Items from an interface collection

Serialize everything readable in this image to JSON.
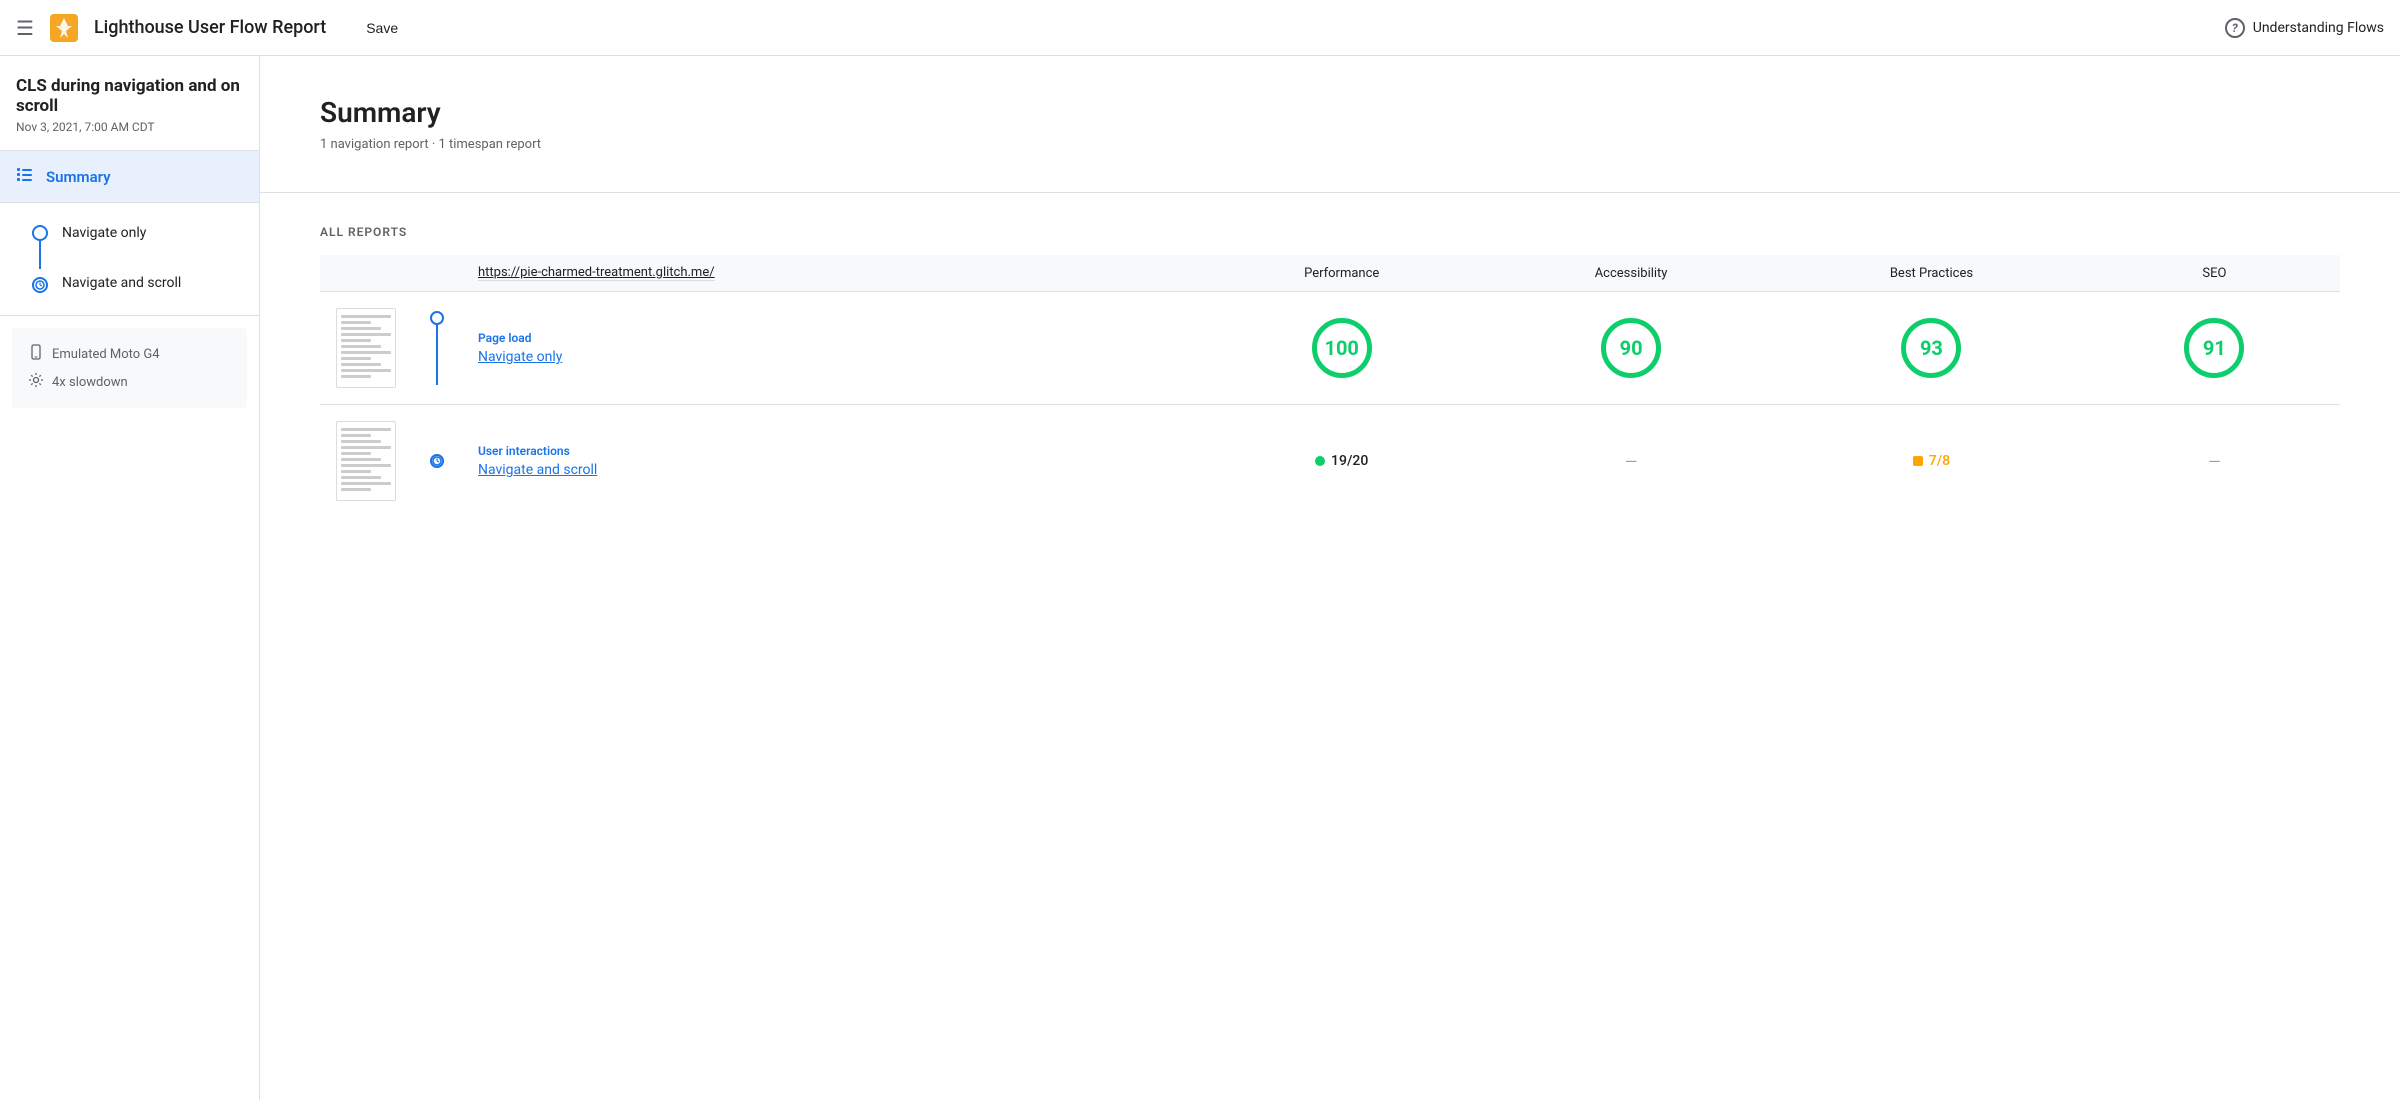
{
  "header": {
    "menu_icon": "☰",
    "logo_alt": "Lighthouse logo",
    "title": "Lighthouse User Flow Report",
    "save_label": "Save",
    "understanding_flows_label": "Understanding Flows",
    "question_char": "?"
  },
  "sidebar": {
    "report_title": "CLS during navigation and on scroll",
    "report_date": "Nov 3, 2021, 7:00 AM CDT",
    "summary_label": "Summary",
    "flow_items": [
      {
        "label": "Navigate only",
        "type": "nav"
      },
      {
        "label": "Navigate and scroll",
        "type": "clock"
      }
    ],
    "device_items": [
      {
        "icon": "🖥",
        "label": "Emulated Moto G4"
      },
      {
        "icon": "⚙",
        "label": "4x slowdown"
      }
    ]
  },
  "main": {
    "summary": {
      "title": "Summary",
      "subtitle": "1 navigation report · 1 timespan report"
    },
    "all_reports": {
      "section_label": "ALL REPORTS",
      "url": "https://pie-charmed-treatment.glitch.me/",
      "columns": [
        "Performance",
        "Accessibility",
        "Best Practices",
        "SEO"
      ],
      "reports": [
        {
          "type": "Page load",
          "name": "Navigate only",
          "scores": [
            {
              "value": "100",
              "color": "green"
            },
            {
              "value": "90",
              "color": "green"
            },
            {
              "value": "93",
              "color": "green"
            },
            {
              "value": "91",
              "color": "green"
            }
          ]
        },
        {
          "type": "User interactions",
          "name": "Navigate and scroll",
          "scores": [
            {
              "type": "partial",
              "dot": "green",
              "text": "19/20"
            },
            {
              "type": "dash"
            },
            {
              "type": "partial",
              "dot": "orange",
              "text": "7/8"
            },
            {
              "type": "dash"
            }
          ]
        }
      ]
    }
  }
}
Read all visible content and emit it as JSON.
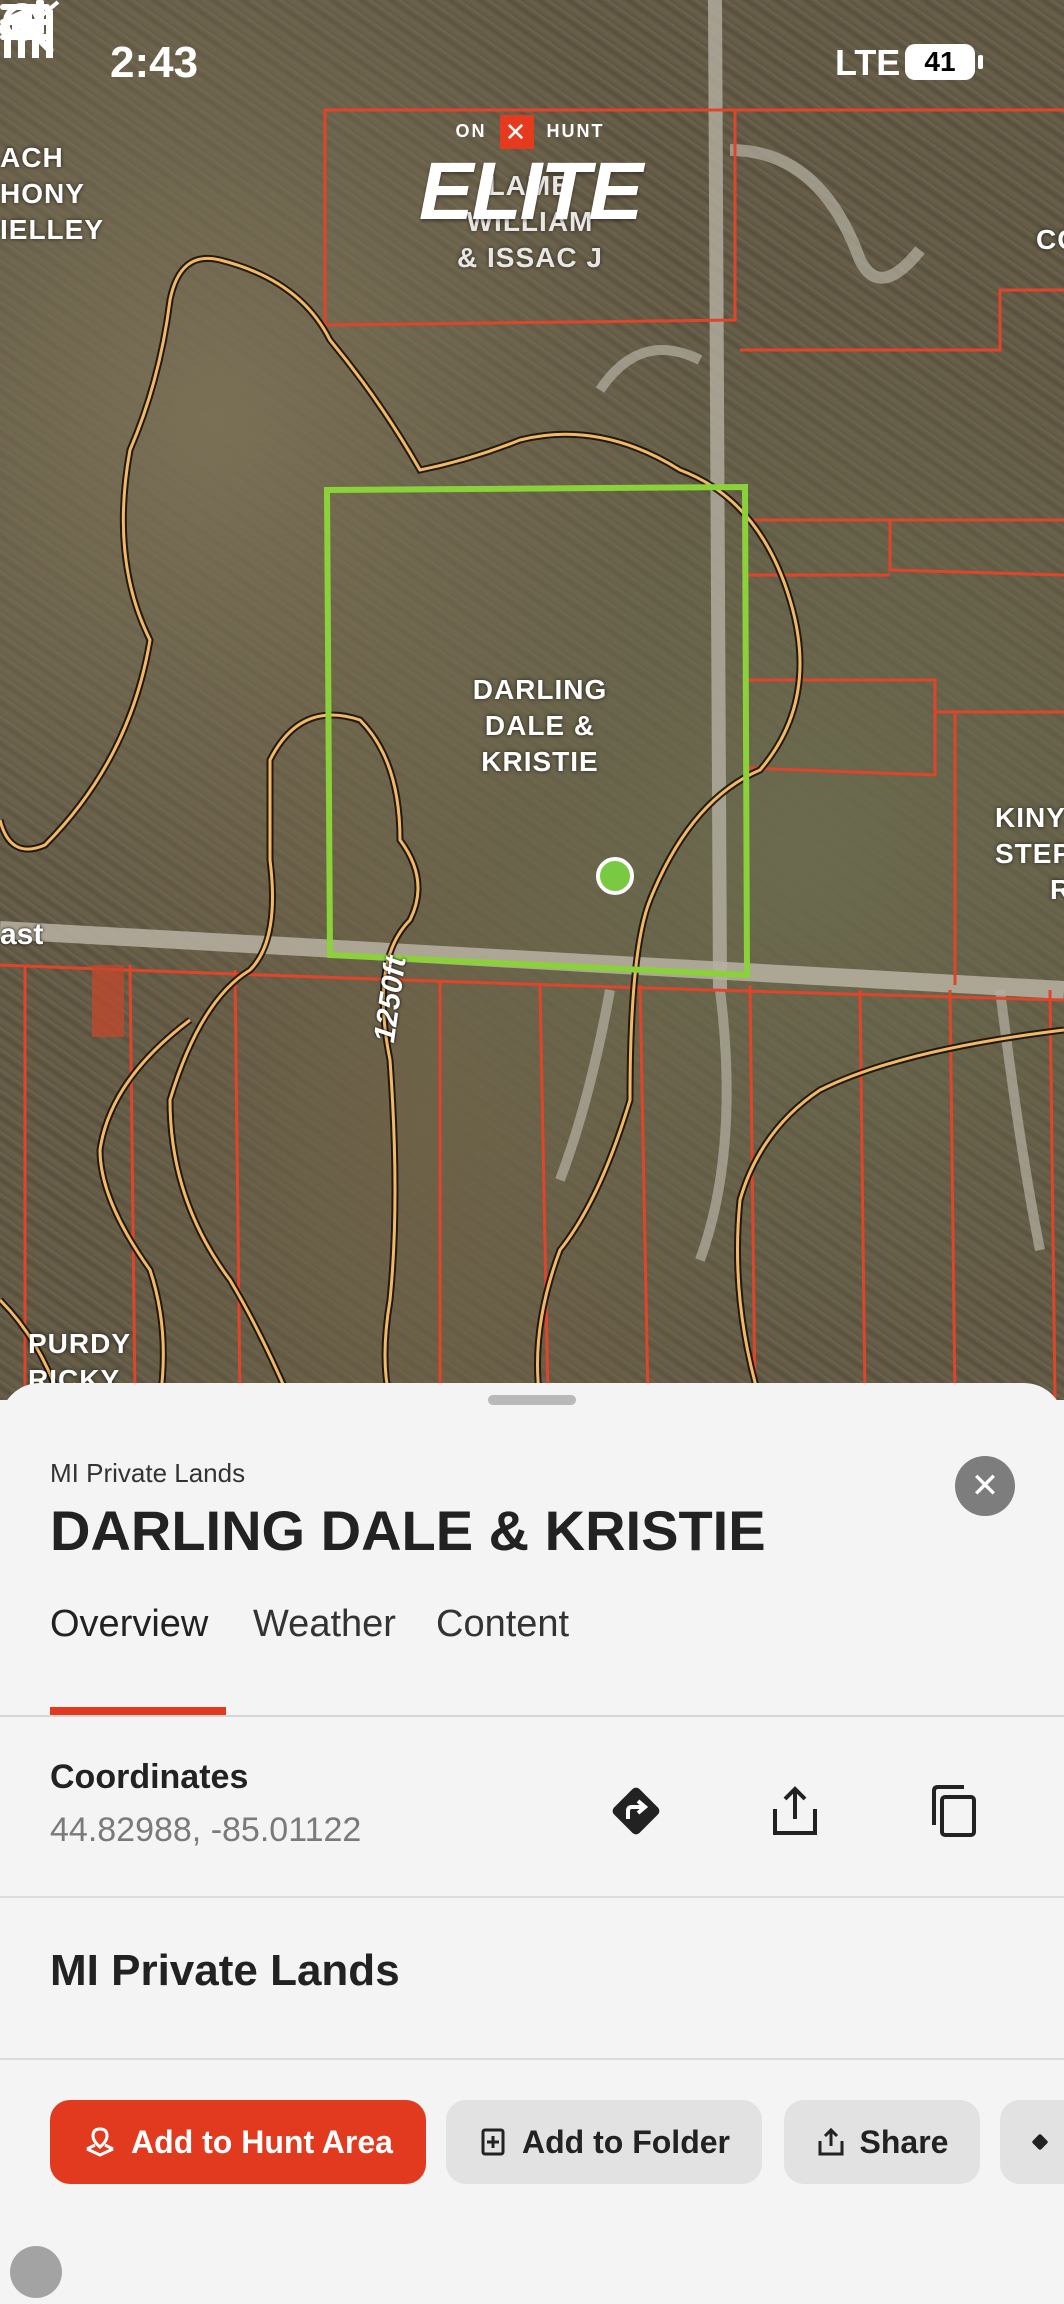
{
  "status_bar": {
    "time": "2:43",
    "network": "LTE",
    "battery": "41"
  },
  "brand": {
    "top_left": "ON",
    "top_x": "✕",
    "top_right": "HUNT",
    "main": "ELITE"
  },
  "map": {
    "parcel_selected_label": [
      "DARLING",
      "DALE &",
      "KRISTIE"
    ],
    "parcel_top_label": [
      "LAMB",
      "WILLIAM",
      "& ISSAC J"
    ],
    "parcel_left_label": [
      "ACH",
      "HONY",
      "IELLEY"
    ],
    "parcel_right_label": [
      "KINY",
      "STEP",
      "R"
    ],
    "parcel_right_top_label": "CO",
    "parcel_bottom_left_label": [
      "PURDY",
      "RICKY L"
    ],
    "road_label": "ast",
    "scale_label": "1250ft"
  },
  "sheet": {
    "category": "MI Private Lands",
    "title": "DARLING DALE & KRISTIE",
    "close_icon": "✕",
    "tabs": [
      {
        "label": "Overview",
        "active": true
      },
      {
        "label": "Weather",
        "active": false
      },
      {
        "label": "Content",
        "active": false
      }
    ],
    "coordinates": {
      "label": "Coordinates",
      "value": "44.82988, -85.01122"
    },
    "section_title": "MI Private Lands",
    "actions": [
      {
        "label": "Add to Hunt Area",
        "icon": "hunt-area-icon"
      },
      {
        "label": "Add to Folder",
        "icon": "folder-add-icon"
      },
      {
        "label": "Share",
        "icon": "share-icon"
      }
    ]
  },
  "colors": {
    "accent": "#e23a1f",
    "parcel_outline": "#e0442a",
    "selected_parcel": "#8bd13a",
    "contour": "#f2b86a",
    "pin": "#7ac943"
  }
}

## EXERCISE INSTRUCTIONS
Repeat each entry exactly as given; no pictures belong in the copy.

## RESULT FOR THIS TASK
Serialize everything readable in this image to JSON.
{
  "header": {
    "menu_icon": "☰",
    "logo_alt": "Lighthouse logo",
    "title": "Lighthouse User Flow Report",
    "save_label": "Save",
    "understanding_flows_label": "Understanding Flows",
    "question_char": "?"
  },
  "sidebar": {
    "report_title": "CLS during navigation and on scroll",
    "report_date": "Nov 3, 2021, 7:00 AM CDT",
    "summary_label": "Summary",
    "flow_items": [
      {
        "label": "Navigate only",
        "type": "nav"
      },
      {
        "label": "Navigate and scroll",
        "type": "clock"
      }
    ],
    "device_items": [
      {
        "icon": "🖥",
        "label": "Emulated Moto G4"
      },
      {
        "icon": "⚙",
        "label": "4x slowdown"
      }
    ]
  },
  "main": {
    "summary": {
      "title": "Summary",
      "subtitle": "1 navigation report · 1 timespan report"
    },
    "all_reports": {
      "section_label": "ALL REPORTS",
      "url": "https://pie-charmed-treatment.glitch.me/",
      "columns": [
        "Performance",
        "Accessibility",
        "Best Practices",
        "SEO"
      ],
      "reports": [
        {
          "type": "Page load",
          "name": "Navigate only",
          "scores": [
            {
              "value": "100",
              "color": "green"
            },
            {
              "value": "90",
              "color": "green"
            },
            {
              "value": "93",
              "color": "green"
            },
            {
              "value": "91",
              "color": "green"
            }
          ]
        },
        {
          "type": "User interactions",
          "name": "Navigate and scroll",
          "scores": [
            {
              "type": "partial",
              "dot": "green",
              "text": "19/20"
            },
            {
              "type": "dash"
            },
            {
              "type": "partial",
              "dot": "orange",
              "text": "7/8"
            },
            {
              "type": "dash"
            }
          ]
        }
      ]
    }
  }
}
Read all visible content and emit it as JSON.
{
  "status_bar": {
    "time": "2:43",
    "network": "LTE",
    "battery": "41"
  },
  "brand": {
    "top_left": "ON",
    "top_x": "✕",
    "top_right": "HUNT",
    "main": "ELITE"
  },
  "map": {
    "parcel_selected_label": [
      "DARLING",
      "DALE &",
      "KRISTIE"
    ],
    "parcel_top_label": [
      "LAMB",
      "WILLIAM",
      "& ISSAC J"
    ],
    "parcel_left_label": [
      "ACH",
      "HONY",
      "IELLEY"
    ],
    "parcel_right_label": [
      "KINY",
      "STEP",
      "R"
    ],
    "parcel_right_top_label": "CO",
    "parcel_bottom_left_label": [
      "PURDY",
      "RICKY L"
    ],
    "road_label": "ast",
    "scale_label": "1250ft"
  },
  "sheet": {
    "category": "MI Private Lands",
    "title": "DARLING DALE & KRISTIE",
    "close_icon": "✕",
    "tabs": [
      {
        "label": "Overview",
        "active": true
      },
      {
        "label": "Weather",
        "active": false
      },
      {
        "label": "Content",
        "active": false
      }
    ],
    "coordinates": {
      "label": "Coordinates",
      "value": "44.82988, -85.01122"
    },
    "section_title": "MI Private Lands",
    "actions": [
      {
        "label": "Add to Hunt Area",
        "icon": "hunt-area-icon"
      },
      {
        "label": "Add to Folder",
        "icon": "folder-add-icon"
      },
      {
        "label": "Share",
        "icon": "share-icon"
      }
    ]
  },
  "colors": {
    "accent": "#e23a1f",
    "parcel_outline": "#e0442a",
    "selected_parcel": "#8bd13a",
    "contour": "#f2b86a",
    "pin": "#7ac943"
  }
}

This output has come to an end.